Karnapidasana, with variant arm position

Karnapidasana (ear-pressing pose) or Raja Halasana (royal plough pose) has the knees bent close to the head and grasped by the arms.[10]

Parsva Halasana (sideways plough) has the body vertical, the trunk twisted to one side, and legs out straight with the feet touching the ground (to that side).[10]

Supta Konasana (supine angle pose) has the legs as wide apart as possible, the toes on the ground, like an inverted Upavistha Konasana;[11] the fingertips may grasp the big toes.[10]

All these variations may be performed as part of a cycle starting from Sarvangasana (Shoulderstand).[10]

See also[edit]


  1. ^ Anon (28 August 2007). "Plough Pose". Yoga Journal.
  2. ^ Sivananda, Swami (June 1985). Health and hatha yoga. Divine Life Society. p. 128. ISBN 978-0-949027-03-0.
  3. ^ Sjoman 1999, p. 72.
  4. ^ a b Iyengar 1979, pp. 216–219.
  5. ^ Sjoman 1999, pp. 88, 92.
  6. ^ Sinha, S. C. (1996). Dictionary of Philosophy.
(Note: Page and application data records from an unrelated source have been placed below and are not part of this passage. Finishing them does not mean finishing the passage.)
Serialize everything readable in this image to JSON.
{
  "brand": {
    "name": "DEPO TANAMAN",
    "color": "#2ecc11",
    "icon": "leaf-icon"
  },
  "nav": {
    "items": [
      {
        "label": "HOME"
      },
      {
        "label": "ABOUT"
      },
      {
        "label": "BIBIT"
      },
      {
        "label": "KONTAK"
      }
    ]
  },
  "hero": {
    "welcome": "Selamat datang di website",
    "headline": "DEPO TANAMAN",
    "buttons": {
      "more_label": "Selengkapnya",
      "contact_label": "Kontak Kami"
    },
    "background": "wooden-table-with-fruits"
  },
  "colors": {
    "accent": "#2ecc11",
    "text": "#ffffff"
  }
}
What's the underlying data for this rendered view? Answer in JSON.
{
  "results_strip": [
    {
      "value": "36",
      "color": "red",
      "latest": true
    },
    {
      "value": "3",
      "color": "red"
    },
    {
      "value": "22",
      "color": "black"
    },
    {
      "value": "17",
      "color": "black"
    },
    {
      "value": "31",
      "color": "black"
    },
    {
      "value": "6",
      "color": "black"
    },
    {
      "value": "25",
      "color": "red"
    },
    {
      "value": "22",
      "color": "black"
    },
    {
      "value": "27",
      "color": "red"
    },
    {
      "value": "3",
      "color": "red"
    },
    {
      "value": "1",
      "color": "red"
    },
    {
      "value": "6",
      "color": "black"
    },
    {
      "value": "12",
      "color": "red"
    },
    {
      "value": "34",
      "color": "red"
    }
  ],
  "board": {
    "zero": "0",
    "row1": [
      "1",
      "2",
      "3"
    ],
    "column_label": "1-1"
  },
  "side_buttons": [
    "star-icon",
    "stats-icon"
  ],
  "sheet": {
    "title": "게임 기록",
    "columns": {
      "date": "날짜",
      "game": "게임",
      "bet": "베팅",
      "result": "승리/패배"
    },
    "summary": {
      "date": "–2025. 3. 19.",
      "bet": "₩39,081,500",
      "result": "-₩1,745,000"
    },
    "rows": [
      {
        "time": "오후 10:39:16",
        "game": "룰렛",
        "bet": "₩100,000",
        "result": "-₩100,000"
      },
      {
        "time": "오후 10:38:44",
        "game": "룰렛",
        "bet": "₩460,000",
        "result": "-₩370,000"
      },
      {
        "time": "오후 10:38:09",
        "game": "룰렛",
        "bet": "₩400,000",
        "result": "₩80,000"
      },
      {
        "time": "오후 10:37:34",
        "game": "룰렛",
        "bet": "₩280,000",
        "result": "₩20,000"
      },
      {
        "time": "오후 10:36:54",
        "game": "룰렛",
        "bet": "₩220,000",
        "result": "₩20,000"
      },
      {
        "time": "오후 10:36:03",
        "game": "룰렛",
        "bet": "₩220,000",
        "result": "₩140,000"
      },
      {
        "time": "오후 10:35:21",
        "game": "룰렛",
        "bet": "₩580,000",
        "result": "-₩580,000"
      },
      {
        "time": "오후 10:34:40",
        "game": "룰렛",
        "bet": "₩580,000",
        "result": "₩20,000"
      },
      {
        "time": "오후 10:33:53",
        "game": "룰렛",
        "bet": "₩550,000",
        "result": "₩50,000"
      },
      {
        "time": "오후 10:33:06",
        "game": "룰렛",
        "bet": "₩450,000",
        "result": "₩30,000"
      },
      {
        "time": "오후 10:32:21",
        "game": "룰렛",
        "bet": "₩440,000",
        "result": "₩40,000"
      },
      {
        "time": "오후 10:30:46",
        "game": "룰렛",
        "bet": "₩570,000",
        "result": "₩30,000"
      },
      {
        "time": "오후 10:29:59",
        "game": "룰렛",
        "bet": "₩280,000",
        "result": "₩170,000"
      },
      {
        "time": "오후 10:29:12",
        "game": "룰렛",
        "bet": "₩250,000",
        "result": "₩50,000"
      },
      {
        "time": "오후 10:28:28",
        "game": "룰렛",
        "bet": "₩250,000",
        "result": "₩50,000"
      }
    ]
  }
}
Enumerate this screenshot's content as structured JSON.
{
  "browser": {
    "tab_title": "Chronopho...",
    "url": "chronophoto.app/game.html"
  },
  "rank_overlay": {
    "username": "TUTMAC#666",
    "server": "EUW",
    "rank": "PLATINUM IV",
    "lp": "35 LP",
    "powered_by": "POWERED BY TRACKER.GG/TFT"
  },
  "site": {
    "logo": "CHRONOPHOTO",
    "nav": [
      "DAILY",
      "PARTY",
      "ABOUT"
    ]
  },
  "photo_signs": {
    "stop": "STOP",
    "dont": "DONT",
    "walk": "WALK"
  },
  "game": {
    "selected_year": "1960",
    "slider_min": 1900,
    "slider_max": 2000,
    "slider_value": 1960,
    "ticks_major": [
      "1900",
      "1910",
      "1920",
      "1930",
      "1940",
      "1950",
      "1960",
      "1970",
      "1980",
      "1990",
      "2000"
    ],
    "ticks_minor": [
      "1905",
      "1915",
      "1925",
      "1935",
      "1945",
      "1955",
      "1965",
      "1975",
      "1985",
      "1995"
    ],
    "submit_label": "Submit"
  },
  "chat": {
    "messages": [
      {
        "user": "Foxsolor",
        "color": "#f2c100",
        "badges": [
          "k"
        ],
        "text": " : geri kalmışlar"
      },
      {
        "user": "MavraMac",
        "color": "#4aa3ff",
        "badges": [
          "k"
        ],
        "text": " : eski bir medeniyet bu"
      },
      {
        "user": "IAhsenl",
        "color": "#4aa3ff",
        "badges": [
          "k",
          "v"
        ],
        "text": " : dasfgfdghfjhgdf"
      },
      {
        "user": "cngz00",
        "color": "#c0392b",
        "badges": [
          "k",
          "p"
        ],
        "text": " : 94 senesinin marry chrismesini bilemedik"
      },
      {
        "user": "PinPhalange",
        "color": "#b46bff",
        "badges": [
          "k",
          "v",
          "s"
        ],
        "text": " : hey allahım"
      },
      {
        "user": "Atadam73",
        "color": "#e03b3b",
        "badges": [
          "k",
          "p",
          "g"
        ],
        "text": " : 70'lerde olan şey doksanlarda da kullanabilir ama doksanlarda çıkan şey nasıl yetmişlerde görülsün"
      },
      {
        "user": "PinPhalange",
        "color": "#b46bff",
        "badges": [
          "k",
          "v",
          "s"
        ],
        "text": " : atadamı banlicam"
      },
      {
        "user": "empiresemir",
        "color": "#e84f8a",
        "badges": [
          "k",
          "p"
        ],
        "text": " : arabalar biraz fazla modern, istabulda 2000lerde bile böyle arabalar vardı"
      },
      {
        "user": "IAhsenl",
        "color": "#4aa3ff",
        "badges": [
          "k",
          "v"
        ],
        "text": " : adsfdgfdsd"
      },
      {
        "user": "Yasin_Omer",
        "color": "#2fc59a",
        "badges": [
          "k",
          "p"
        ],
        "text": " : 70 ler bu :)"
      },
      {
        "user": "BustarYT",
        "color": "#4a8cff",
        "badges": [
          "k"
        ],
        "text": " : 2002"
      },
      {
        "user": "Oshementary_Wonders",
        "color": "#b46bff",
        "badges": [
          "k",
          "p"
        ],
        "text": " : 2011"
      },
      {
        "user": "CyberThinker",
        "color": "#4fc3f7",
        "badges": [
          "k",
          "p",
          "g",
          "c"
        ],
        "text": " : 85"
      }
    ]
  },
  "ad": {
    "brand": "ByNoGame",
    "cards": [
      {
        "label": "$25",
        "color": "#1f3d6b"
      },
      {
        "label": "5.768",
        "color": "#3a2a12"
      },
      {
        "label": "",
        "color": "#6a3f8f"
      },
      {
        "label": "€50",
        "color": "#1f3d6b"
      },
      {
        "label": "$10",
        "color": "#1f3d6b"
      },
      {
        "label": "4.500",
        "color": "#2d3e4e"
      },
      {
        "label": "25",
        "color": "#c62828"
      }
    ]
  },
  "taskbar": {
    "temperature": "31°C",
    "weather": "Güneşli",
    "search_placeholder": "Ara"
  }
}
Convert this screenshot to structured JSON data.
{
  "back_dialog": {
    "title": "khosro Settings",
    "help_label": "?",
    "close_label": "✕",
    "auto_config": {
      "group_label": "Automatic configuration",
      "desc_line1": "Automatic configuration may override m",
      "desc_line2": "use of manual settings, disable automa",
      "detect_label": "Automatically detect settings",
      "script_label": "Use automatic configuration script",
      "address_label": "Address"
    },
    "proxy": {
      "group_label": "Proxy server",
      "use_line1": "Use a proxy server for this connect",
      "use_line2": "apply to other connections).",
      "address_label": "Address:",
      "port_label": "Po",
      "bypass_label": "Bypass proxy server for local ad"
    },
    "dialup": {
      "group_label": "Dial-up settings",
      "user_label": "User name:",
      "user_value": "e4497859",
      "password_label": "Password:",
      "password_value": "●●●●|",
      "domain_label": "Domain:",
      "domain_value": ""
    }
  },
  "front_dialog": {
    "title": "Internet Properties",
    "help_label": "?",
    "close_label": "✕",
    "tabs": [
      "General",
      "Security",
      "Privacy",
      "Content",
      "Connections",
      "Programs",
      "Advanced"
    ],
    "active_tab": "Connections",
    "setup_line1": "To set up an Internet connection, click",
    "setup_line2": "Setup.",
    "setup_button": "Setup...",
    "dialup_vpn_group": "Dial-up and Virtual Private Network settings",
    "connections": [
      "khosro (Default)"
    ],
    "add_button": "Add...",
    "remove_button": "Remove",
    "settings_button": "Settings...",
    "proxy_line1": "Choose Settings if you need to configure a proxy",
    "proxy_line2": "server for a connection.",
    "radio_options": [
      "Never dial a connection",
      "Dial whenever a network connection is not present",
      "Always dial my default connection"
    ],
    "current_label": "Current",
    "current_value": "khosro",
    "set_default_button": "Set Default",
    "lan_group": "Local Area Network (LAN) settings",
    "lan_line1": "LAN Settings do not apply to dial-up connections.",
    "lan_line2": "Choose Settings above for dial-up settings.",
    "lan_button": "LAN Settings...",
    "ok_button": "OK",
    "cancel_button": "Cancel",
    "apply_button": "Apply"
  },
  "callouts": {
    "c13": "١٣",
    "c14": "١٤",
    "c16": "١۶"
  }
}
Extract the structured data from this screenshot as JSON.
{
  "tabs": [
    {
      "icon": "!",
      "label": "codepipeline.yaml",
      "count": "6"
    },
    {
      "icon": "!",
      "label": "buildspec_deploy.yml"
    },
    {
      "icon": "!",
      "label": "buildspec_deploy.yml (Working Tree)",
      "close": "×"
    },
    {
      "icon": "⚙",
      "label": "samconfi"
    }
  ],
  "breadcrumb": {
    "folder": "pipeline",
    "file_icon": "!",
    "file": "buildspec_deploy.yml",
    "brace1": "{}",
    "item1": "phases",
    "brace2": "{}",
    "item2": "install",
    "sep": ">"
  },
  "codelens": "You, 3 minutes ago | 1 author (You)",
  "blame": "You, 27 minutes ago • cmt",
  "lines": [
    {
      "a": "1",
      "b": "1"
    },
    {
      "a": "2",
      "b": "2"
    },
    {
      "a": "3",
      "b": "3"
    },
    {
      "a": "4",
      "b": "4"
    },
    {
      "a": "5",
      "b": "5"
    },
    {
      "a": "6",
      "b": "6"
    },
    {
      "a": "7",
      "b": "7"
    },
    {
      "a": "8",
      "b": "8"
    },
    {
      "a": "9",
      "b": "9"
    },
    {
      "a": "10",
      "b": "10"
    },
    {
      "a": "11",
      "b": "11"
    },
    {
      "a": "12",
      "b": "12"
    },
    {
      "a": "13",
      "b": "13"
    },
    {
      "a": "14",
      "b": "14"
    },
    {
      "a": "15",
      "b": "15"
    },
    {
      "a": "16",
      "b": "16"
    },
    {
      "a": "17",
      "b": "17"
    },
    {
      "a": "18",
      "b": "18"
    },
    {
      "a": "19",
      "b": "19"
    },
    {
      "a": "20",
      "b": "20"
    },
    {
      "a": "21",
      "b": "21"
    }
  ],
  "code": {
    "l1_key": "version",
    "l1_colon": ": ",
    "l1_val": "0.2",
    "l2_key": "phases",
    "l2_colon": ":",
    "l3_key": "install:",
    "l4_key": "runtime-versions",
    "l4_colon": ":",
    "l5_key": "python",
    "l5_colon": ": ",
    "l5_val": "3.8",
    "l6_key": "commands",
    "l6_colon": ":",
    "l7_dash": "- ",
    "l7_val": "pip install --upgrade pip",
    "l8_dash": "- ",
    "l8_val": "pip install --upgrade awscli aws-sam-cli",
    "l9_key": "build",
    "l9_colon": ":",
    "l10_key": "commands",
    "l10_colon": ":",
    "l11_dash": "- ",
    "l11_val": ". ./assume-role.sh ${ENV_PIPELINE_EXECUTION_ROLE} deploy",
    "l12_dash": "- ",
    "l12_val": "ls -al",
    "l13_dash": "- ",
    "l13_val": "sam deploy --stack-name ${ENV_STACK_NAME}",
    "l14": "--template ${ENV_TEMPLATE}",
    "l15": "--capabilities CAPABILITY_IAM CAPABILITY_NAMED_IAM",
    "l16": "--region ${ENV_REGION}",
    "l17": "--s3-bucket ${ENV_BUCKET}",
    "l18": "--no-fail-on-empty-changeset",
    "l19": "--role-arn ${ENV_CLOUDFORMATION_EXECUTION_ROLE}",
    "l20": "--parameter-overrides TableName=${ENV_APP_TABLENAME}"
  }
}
Anmol Publications. p. 18. ISBN 978-81-7041-293-9.
  7. ^ "Halasana". Yoga Journal: 7. February 1983. ISSN 0191-0965.
  8. ^ Robin, Mel (May 2002). A Physiological Handbook for Teachers of Yogasana. Wheatmark. p. 516. ISBN 978-1-58736-033-6.
  9. ^ Robin, Mel (2009). A Handbook for Yogasana Teachers: The Incorporation of Neuroscience, Physiology, and Anatomy Into the Practice. Wheatmark. p. 835. ISBN 978-1-58736-708-3.
  10. ^ a b c d Mehta 1990, pp. 111–115.
  11. ^ "Supta Konasana". Yogapedia. Retrieved 8 February 2019.


External links[edit]